The cultural adjustment roller coaster has taken a nose dive through the month of March. My resolve to stay in Korea another year, even to the point of staying at my school that I have come to love/hate, was strong at the beginning of the new semester. Then the limits of my budding teaching skill again encroached on my confidence as I faced another after school group that was totally out of control, caught a cold on the turn of the season from winter to spring, coped with personal demons and hormonal imbalances, and made a somewhat hectic transition from living in a homestay with my Korean family to living alone in a tiny one room apartment. Two weeks into the semester I found myself again needing to go home so bad that even my teeth ached with the sensation. A week of depression stretched into two, then four, and I found myself caring less and less about my students, my classes, my school, studying the Korean language, and sinking into the apathy that accompanies the end of things. It’s a familiar feeling that used to attach itself to me during the last month or so of each semester in college. The approach of July and the tantalizing prospect of going HOME…quickly eroded what life and contentment I have painstakingly constructed here in Korea. This could be seen as excusable, natural even.

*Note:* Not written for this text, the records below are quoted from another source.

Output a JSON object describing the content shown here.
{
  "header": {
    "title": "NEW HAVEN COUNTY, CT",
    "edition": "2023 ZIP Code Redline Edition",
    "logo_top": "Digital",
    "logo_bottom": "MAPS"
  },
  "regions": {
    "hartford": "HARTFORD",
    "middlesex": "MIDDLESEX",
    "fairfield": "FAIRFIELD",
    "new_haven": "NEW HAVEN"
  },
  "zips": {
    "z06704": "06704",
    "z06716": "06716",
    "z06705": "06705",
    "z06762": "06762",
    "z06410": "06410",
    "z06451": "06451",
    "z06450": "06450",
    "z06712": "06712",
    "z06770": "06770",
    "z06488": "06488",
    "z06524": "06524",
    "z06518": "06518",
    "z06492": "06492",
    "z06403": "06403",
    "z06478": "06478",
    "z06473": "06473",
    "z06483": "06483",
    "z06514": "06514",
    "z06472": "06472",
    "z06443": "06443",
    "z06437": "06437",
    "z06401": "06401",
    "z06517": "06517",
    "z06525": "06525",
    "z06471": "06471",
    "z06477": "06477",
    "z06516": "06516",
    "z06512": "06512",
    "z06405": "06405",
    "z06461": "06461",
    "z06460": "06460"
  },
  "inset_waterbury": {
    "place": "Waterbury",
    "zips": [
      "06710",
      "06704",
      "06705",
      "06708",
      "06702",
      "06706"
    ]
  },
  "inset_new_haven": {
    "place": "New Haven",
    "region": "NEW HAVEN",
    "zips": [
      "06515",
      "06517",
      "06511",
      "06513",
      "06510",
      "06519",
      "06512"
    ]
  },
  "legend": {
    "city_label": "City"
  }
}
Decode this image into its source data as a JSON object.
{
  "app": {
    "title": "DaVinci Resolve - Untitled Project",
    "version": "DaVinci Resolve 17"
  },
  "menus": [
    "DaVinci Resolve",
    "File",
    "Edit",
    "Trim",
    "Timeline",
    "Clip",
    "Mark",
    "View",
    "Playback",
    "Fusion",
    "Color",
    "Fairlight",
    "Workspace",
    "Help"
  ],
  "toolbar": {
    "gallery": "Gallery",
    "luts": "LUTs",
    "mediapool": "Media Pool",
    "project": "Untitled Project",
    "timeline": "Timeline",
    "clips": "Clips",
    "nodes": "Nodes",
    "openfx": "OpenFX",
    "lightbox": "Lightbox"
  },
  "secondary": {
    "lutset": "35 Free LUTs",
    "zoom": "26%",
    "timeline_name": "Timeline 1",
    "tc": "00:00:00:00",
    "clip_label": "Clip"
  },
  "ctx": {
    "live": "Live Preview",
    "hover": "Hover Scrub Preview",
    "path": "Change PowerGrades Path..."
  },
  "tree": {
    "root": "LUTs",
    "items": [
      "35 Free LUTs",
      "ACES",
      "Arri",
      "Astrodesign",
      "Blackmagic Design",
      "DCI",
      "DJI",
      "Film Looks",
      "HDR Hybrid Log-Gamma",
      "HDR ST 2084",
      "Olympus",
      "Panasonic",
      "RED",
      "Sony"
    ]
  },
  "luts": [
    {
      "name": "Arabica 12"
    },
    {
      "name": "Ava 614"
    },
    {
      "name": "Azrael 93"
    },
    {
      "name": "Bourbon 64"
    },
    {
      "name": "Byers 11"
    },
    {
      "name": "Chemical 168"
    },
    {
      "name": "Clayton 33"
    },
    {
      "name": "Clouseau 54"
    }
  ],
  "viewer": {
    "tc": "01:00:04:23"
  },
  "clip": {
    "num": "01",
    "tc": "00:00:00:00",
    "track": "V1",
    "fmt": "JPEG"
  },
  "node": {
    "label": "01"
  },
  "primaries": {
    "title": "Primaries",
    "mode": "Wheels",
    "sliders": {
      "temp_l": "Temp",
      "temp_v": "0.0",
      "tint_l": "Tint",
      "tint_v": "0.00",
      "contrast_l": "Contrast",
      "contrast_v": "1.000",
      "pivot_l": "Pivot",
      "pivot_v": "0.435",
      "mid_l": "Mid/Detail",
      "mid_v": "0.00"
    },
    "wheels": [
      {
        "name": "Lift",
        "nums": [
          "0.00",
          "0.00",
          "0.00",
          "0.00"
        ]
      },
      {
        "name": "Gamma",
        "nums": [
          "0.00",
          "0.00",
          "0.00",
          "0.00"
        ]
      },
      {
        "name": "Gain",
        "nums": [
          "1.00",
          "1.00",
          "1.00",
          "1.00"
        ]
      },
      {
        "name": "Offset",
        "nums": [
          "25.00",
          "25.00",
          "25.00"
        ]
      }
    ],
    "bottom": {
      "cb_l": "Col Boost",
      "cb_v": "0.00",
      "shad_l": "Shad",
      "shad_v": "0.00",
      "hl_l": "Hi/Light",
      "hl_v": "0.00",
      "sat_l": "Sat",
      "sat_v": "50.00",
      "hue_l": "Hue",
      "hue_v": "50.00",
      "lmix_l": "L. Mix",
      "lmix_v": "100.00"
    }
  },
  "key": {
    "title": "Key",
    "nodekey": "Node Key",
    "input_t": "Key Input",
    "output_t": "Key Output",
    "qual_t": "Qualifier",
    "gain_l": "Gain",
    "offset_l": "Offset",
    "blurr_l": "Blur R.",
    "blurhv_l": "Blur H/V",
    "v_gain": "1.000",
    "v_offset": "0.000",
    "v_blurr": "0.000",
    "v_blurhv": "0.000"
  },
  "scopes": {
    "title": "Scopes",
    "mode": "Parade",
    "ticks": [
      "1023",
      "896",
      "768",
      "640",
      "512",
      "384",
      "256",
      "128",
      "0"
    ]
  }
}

Personal Weakness

IF I was able to keep it from bleeding into my interactions with my co-workers, my students, and any other perfect stranger who happens to cross my path and rub me the wrong way. One of my major personal weakness is that my internal state IS my external state. I do not have the niceness filter that most people seem to be able to maintain so effortlessly, that gets them through days of spiritual scarcity without hurting others, disintegrating into a heap of pointless tears at the slightest difficulty, or failing to perform their jobs effectively.

A Contrite Heart

So, as I sat reading Matthew 5 and contemplating a loving Savior’s perfect life and the standards he laid out for his followers, my hard heart broke and with inexpressible remorse I realized how wrong I have been about things. I profess the transforming power of Love while I allow darkness to totally possess me in my interactions with people around me and excuse it to myself using the idea of “culture shock,” which is a real and serious struggle, but not a pass to be lax in the constant battle between love and “not-love.” As if to drive the point home with a nail, my Yogi Tea inspiration for the day is…

“If you do anything out of sheer compassion, you will never be wrong.”

Which, ironically, is what I was just telling my friend a few days ago, as I described the way I know which paths to choose in my spiritual journey. There are many spirits affecting us, interacting with our spirit, and speaking to us at all times, but many are not from God, so in order to determine which voices to listen to I put them to the test of Love. I ask myself, which choice is in the true spirit of Unconditional Love, and I make that choice. Or I wish that was the case. At this moment I just bow my head and ask forgiveness for my pride and for choosing not-love in my weak, human form.

When My Best is Not Good Enough

Some may say, like I have, “well there will be good days and bad days. Just do your best and that’s enough even if it’s not always great,” but I know that my best is not good enough. I was doing my best this past month. Defeat, guilt and despair, however, have no place in the plan of Love, so how can I obtain victory over something widely accepted as “just how it is when you live in a foreign country?” It all too often seems impossible. The answer for me, when I find myself back to the wall of my own humanity, is pray. Someone died to give me the victory. I can pray before every class, before every meeting. I can pray on the bus. I can pray and surrender my hard heart into hands expert at tending the seeds of love in the stony soil of so many hearts. “Please, Savior, give me a heart transplant so I will effortlessly live every moment in Grace, in Passion, in Compassion.”